EXERCISE PROMPT >>
Once the pictures are removed, restate the data below word for word.

Source records:

********

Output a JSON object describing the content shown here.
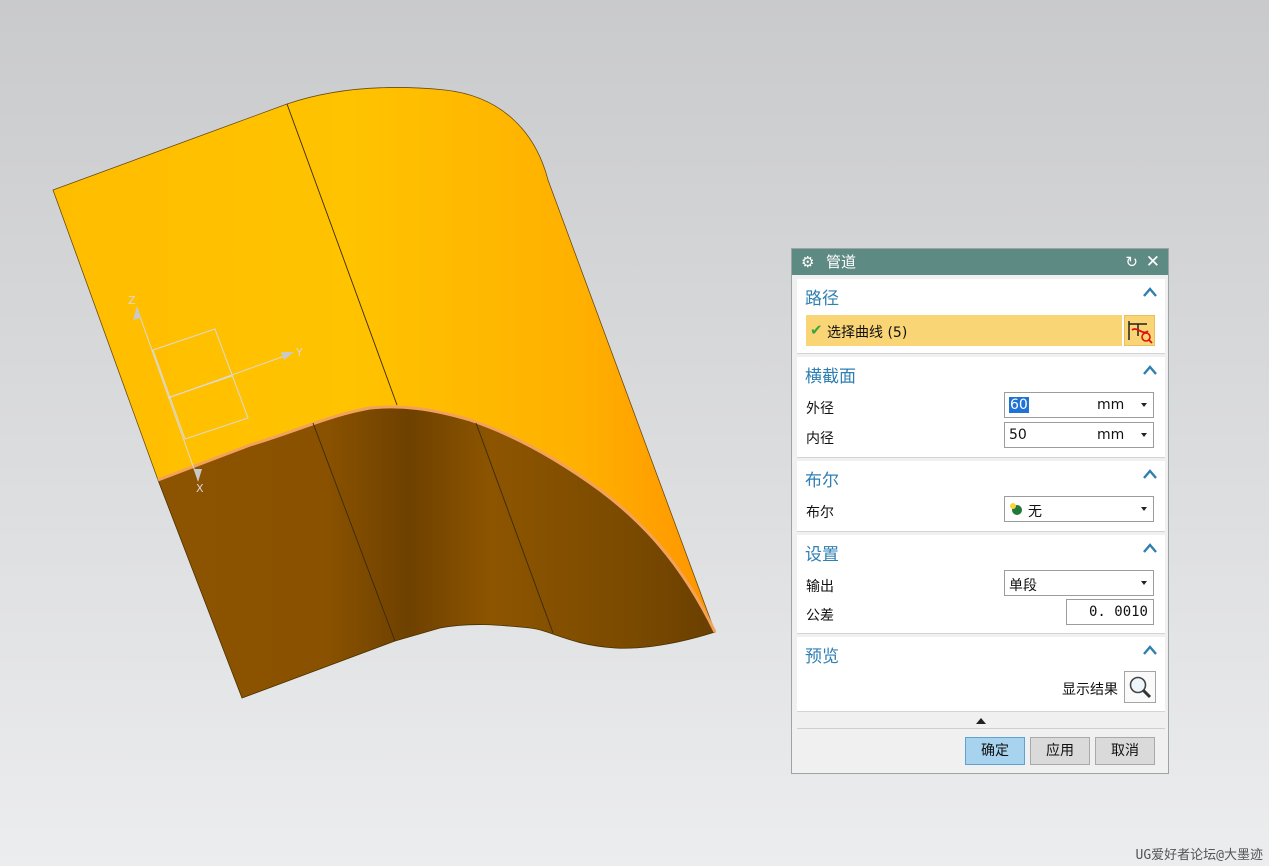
{
  "viewport": {
    "triad": {
      "z_label": "Z",
      "y_label": "Y",
      "x_label": "X"
    },
    "colors": {
      "pipe_outer": "#ffc000",
      "pipe_inner": "#8c5400",
      "background_top": "#c9cacc",
      "background_bottom": "#ecedee"
    }
  },
  "dialog": {
    "title": "管道",
    "title_icons": {
      "gear": "gear-icon",
      "reset": "reset-icon",
      "close": "close-icon"
    },
    "sections": {
      "path": {
        "title": "路径",
        "select_curve_label": "选择曲线 (5)",
        "curve_button_icon": "curve-select-icon"
      },
      "cross_section": {
        "title": "横截面",
        "outer_label": "外径",
        "outer_value": "60",
        "outer_unit": "mm",
        "inner_label": "内径",
        "inner_value": "50",
        "inner_unit": "mm"
      },
      "boolean": {
        "title": "布尔",
        "label": "布尔",
        "value": "无"
      },
      "settings": {
        "title": "设置",
        "output_label": "输出",
        "output_value": "单段",
        "tolerance_label": "公差",
        "tolerance_value": "0. 0010"
      },
      "preview": {
        "title": "预览",
        "show_result_label": "显示结果"
      }
    },
    "buttons": {
      "ok": "确定",
      "apply": "应用",
      "cancel": "取消"
    },
    "accent_color": "#2f7fb3",
    "titlebar_color": "#5e8a84"
  },
  "watermark": "UG爱好者论坛@大墨迹"
}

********

RESPONSE BOX >>
Output a JSON object describing the content shown here.
{
  "viewport": {
    "triad": {
      "z_label": "Z",
      "y_label": "Y",
      "x_label": "X"
    },
    "colors": {
      "pipe_outer": "#ffc000",
      "pipe_inner": "#8c5400",
      "background_top": "#c9cacc",
      "background_bottom": "#ecedee"
    }
  },
  "dialog": {
    "title": "管道",
    "title_icons": {
      "gear": "gear-icon",
      "reset": "reset-icon",
      "close": "close-icon"
    },
    "sections": {
      "path": {
        "title": "路径",
        "select_curve_label": "选择曲线 (5)",
        "curve_button_icon": "curve-select-icon"
      },
      "cross_section": {
        "title": "横截面",
        "outer_label": "外径",
        "outer_value": "60",
        "outer_unit": "mm",
        "inner_label": "内径",
        "inner_value": "50",
        "inner_unit": "mm"
      },
      "boolean": {
        "title": "布尔",
        "label": "布尔",
        "value": "无"
      },
      "settings": {
        "title": "设置",
        "output_label": "输出",
        "output_value": "单段",
        "tolerance_label": "公差",
        "tolerance_value": "0. 0010"
      },
      "preview": {
        "title": "预览",
        "show_result_label": "显示结果"
      }
    },
    "buttons": {
      "ok": "确定",
      "apply": "应用",
      "cancel": "取消"
    },
    "accent_color": "#2f7fb3",
    "titlebar_color": "#5e8a84"
  },
  "watermark": "UG爱好者论坛@大墨迹"
}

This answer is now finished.